Hospitalists and compensation incentives based on quality – what do we know?

By  |  July 2, 2009 | 

John Nelson writes…

Since SHM has began gathering data in 1997, the majority of hospitalists have shifted from a fixed, or “straight,” compensation, to a compensation method that includes a variable component based on performance.  Productivity, as measured in things like RVUs or encounters, is the most common variable element, but quality metrics used as a basis for a portion of compensation are rapidly gaining in popularity.

In late 2008, SHM’s Practice Analysis Committee conducted a survey focused on hospitalist turnover and participation in quality initiativesOf the 115 groups responding, 96% indicated that their group participates in quality initiatives at their hospital, most commonly serving on quality-related committees at the hospital.  You probably want to make sure that your group isn’t in the 4% that don’t work on quality initiatives.

A more remarkable fact from the survey is that “97% of respondents also indicated at least one individual in the group has a formally designated quality role within the hospital or health system (such as Chief Quality Officer, Patient Safety Officer, Medical Director for Case Management, etc.); 86% of such positions involve dedicated time and pay for this work.”

More than half of groups responding to the survey (58%) reported that a portion of hospitalist compensation is based on performance on quality initiatives.  Of these, 97% had less than 20% of annual compensation connected to quality, and nearly half (43%) had <7% of annual pay connected to quality.

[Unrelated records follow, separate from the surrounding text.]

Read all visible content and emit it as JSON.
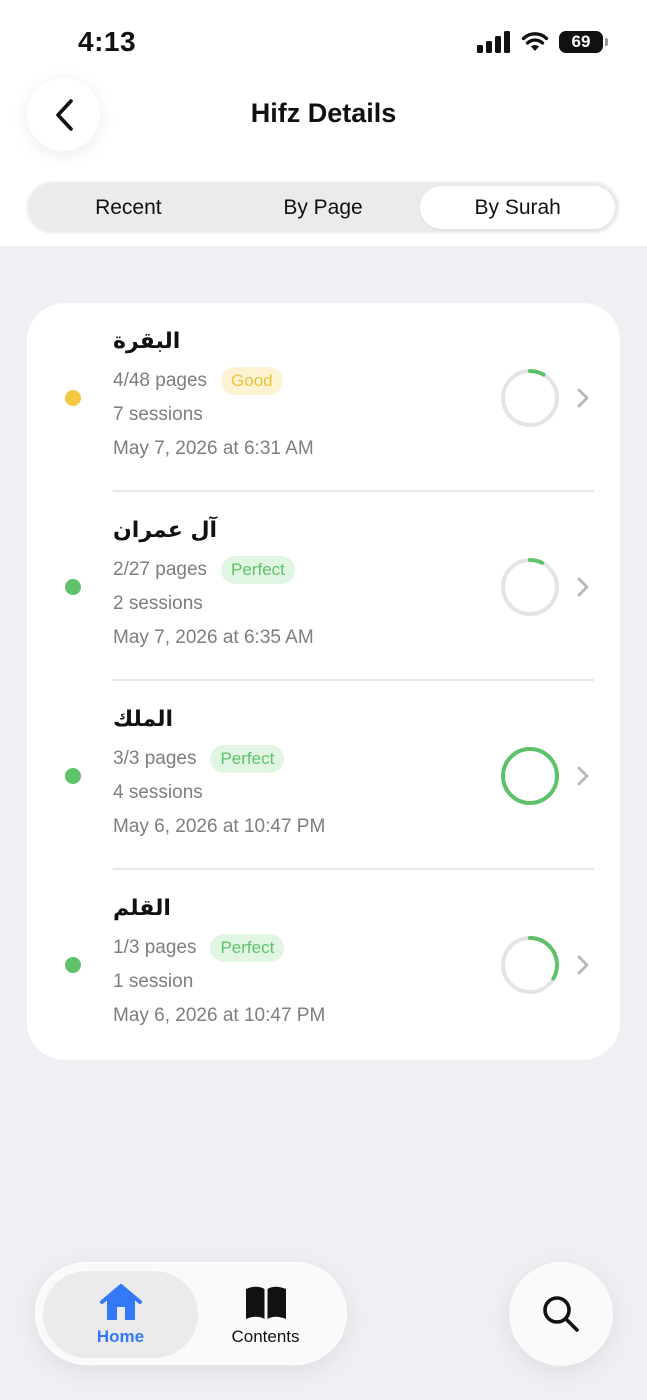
{
  "status_bar": {
    "time": "4:13",
    "battery": "69"
  },
  "header": {
    "title": "Hifz Details"
  },
  "segments": [
    {
      "label": "Recent",
      "active": false
    },
    {
      "label": "By Page",
      "active": false
    },
    {
      "label": "By Surah",
      "active": true
    }
  ],
  "surahs": [
    {
      "name": "البقرة",
      "pages": "4/48 pages",
      "badge": "Good",
      "badge_type": "good",
      "dot_color": "#f5c842",
      "sessions": "7 sessions",
      "date": "May 7, 2026 at 6:31 AM",
      "progress": 0.0833
    },
    {
      "name": "آل عمران",
      "pages": "2/27 pages",
      "badge": "Perfect",
      "badge_type": "perfect",
      "dot_color": "#5ec26a",
      "sessions": "2 sessions",
      "date": "May 7, 2026 at 6:35 AM",
      "progress": 0.074
    },
    {
      "name": "الملك",
      "pages": "3/3 pages",
      "badge": "Perfect",
      "badge_type": "perfect",
      "dot_color": "#5ec26a",
      "sessions": "4 sessions",
      "date": "May 6, 2026 at 10:47 PM",
      "progress": 1.0
    },
    {
      "name": "القلم",
      "pages": "1/3 pages",
      "badge": "Perfect",
      "badge_type": "perfect",
      "dot_color": "#5ec26a",
      "sessions": "1 session",
      "date": "May 6, 2026 at 10:47 PM",
      "progress": 0.333
    }
  ],
  "tabbar": {
    "home_label": "Home",
    "contents_label": "Contents"
  },
  "colors": {
    "accent": "#3478f6",
    "ring_track": "#e4e4e6",
    "ring_fill": "#5ec26a"
  }
}
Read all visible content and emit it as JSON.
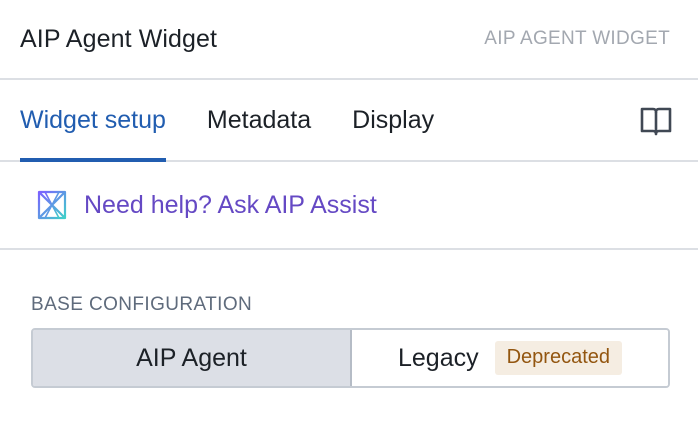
{
  "header": {
    "title": "AIP Agent Widget",
    "type_label": "AIP AGENT WIDGET"
  },
  "tabs": [
    {
      "label": "Widget setup",
      "active": true
    },
    {
      "label": "Metadata",
      "active": false
    },
    {
      "label": "Display",
      "active": false
    }
  ],
  "docs_icon": "book-open-icon",
  "help": {
    "icon": "aip-assist-icon",
    "text": "Need help? Ask AIP Assist"
  },
  "base_configuration": {
    "label": "BASE CONFIGURATION",
    "options": [
      {
        "label": "AIP Agent",
        "selected": true
      },
      {
        "label": "Legacy",
        "selected": false,
        "tag": "Deprecated"
      }
    ]
  },
  "colors": {
    "accent": "#215db0",
    "assist": "#6549c4",
    "tag_bg": "#f5ede2",
    "tag_text": "#935610"
  }
}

Remarkably, 64% of groups responding indicated that the quality-related compensation was paid based on individual, rather than group, performance.  That is, within the same group one hospitalist might be compensated for a high score on a quality metric while someone else in the same group might be paid less for a lower score on the same metric.  This is surprising because so many quality metrics, like core measures and patient satisfaction, are difficult to connect to a single hospitalist’s performance.

About the Author:


Related Posts

By  | March 7, 2018 |  0
I am angry. Perhaps, you are too. As a physician, it is heart-wrenching to watch people unnecessarily die from gun violence. As a mom, it strikes fear in my heart to know that our nation’s children are not safe in our schools. I vividly remember being a resident on call in the ICU when I […]
By  | February 28, 2018 |  0
“We are playing the same sport, but a different game,” the wise, thoughtful emergency medicine attending physician once told me. “I am playing speed chess – I need to make a move quickly, or I lose – no matter what. My moves have to be right, but they don’t always necessarily need to be the […]
By  | February 26, 2018 |  0
The sudden resignation of White House staff secretary Rob Porter got me to thinking. Let me say up front this post isn’t about politics. And by the time it gets uploaded, our national ten-minute news cycle will probably have moved on to some other world crisis or titillating disclosure and people will be saying, “Rob […]

Leave A Comment